=== Section Start ===
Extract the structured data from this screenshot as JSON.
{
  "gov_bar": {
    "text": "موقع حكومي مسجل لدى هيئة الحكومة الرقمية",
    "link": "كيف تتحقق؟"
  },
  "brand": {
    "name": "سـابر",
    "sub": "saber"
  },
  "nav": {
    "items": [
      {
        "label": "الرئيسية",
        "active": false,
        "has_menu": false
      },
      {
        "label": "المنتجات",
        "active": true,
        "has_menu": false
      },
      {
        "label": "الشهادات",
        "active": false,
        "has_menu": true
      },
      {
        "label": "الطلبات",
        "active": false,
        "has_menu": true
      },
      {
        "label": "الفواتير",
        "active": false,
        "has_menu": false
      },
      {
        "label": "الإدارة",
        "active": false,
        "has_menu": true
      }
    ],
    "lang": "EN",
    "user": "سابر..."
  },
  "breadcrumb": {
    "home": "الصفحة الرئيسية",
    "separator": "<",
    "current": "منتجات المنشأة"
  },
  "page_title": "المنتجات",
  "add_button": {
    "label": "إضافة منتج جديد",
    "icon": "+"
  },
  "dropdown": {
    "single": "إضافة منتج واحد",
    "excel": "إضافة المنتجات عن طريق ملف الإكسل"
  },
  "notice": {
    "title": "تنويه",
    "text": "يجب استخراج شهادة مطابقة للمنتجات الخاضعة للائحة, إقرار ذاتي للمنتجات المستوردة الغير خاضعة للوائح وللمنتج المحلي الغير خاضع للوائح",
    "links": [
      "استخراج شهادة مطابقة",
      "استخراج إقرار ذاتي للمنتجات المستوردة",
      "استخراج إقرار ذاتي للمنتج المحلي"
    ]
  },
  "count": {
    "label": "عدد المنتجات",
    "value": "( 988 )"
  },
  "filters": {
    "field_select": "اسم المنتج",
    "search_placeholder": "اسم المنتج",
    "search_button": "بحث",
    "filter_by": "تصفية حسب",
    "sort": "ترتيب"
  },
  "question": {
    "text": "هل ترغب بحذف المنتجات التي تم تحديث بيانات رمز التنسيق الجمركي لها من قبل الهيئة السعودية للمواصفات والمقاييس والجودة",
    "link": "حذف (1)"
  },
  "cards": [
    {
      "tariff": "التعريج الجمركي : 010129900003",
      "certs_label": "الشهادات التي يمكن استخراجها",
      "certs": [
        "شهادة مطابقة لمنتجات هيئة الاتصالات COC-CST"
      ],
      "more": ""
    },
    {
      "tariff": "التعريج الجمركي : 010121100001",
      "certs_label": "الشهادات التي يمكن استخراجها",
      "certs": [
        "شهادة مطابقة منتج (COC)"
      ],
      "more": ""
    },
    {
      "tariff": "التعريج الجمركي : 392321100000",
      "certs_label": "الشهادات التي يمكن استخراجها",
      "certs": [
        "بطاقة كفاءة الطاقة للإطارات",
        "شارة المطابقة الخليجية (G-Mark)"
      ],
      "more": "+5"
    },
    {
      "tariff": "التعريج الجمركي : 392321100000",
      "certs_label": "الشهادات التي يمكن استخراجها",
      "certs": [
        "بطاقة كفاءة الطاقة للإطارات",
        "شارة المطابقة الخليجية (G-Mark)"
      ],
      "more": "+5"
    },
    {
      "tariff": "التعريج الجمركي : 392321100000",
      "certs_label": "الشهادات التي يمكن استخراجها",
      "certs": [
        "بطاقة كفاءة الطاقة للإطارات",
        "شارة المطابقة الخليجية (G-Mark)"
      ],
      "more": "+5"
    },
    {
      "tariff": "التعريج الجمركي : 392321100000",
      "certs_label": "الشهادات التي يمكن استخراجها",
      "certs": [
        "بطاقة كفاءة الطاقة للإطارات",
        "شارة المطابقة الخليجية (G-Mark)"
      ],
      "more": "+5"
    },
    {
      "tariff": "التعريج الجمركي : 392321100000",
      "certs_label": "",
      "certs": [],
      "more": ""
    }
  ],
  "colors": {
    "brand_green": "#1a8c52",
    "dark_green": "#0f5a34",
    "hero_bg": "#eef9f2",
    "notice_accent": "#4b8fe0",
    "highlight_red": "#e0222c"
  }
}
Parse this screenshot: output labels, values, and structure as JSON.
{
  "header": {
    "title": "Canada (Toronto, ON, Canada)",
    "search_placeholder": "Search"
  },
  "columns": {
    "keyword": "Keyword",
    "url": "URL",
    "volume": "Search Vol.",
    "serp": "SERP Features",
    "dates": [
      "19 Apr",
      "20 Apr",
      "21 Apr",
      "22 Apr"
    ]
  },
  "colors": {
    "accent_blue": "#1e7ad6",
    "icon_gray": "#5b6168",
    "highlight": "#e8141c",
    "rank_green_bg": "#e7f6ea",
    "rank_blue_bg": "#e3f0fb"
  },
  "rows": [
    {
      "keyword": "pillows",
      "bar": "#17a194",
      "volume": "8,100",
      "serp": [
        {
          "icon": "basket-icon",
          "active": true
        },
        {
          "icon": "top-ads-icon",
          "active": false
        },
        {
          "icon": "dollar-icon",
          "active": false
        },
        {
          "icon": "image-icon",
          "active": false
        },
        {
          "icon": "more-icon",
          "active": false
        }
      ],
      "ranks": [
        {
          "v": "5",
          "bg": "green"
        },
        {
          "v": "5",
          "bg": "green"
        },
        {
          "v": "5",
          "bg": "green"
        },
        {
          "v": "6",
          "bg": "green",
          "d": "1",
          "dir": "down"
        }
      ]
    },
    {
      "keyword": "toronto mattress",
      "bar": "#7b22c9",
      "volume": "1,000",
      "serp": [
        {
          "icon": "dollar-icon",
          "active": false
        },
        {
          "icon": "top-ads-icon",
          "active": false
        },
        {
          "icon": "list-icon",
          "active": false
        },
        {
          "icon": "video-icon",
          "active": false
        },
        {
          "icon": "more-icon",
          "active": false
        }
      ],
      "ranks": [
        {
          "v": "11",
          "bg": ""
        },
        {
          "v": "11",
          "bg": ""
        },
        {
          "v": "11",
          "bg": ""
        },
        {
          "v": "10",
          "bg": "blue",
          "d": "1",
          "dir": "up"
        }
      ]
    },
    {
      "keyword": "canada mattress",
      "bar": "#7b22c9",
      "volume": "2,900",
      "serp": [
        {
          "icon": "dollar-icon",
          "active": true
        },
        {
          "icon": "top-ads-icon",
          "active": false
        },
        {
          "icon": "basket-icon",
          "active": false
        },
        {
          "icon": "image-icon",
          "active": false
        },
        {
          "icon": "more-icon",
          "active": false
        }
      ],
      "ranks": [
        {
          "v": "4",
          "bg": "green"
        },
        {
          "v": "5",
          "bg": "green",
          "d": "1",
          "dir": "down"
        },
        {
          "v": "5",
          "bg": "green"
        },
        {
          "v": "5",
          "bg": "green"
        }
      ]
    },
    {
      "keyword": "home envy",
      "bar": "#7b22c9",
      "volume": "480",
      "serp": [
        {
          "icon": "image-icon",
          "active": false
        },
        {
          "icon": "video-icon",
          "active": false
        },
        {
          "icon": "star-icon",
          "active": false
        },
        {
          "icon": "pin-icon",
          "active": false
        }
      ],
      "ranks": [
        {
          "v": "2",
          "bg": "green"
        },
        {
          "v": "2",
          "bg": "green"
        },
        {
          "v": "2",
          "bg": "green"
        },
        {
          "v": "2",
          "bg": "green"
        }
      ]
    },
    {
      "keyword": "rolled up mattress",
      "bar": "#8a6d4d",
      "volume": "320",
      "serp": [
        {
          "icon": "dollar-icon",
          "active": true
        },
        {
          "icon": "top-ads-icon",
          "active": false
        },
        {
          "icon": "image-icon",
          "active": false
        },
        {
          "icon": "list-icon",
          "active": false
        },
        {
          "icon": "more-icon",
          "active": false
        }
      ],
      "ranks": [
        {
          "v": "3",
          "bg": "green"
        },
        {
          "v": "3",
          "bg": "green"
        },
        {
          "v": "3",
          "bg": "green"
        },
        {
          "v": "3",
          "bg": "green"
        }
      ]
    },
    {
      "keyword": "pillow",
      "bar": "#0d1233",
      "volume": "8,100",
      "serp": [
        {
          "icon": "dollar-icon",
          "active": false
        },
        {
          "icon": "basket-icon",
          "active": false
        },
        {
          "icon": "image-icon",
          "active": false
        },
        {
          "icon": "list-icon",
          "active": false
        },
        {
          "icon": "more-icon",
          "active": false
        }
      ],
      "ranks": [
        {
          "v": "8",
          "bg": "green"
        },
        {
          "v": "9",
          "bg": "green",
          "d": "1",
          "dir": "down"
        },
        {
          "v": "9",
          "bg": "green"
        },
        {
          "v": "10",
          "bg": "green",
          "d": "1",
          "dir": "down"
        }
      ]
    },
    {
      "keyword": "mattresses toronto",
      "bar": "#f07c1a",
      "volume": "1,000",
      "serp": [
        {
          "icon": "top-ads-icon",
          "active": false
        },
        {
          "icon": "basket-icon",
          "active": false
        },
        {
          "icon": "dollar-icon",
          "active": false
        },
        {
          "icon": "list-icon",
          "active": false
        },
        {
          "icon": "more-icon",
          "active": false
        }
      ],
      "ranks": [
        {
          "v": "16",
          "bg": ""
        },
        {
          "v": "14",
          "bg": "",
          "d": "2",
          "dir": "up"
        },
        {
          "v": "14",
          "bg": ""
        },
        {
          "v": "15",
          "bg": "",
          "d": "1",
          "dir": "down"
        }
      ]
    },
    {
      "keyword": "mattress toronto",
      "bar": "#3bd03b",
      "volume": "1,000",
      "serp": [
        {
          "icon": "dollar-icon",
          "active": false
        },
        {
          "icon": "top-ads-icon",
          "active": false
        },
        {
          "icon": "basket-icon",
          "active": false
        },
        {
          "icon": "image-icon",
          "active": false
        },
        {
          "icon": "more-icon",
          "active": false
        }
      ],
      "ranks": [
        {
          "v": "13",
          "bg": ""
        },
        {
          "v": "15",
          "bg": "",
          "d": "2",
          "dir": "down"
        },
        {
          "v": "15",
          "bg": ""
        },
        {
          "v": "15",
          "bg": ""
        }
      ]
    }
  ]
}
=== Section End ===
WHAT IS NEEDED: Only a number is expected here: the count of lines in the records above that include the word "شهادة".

COMPLETED TASK: 4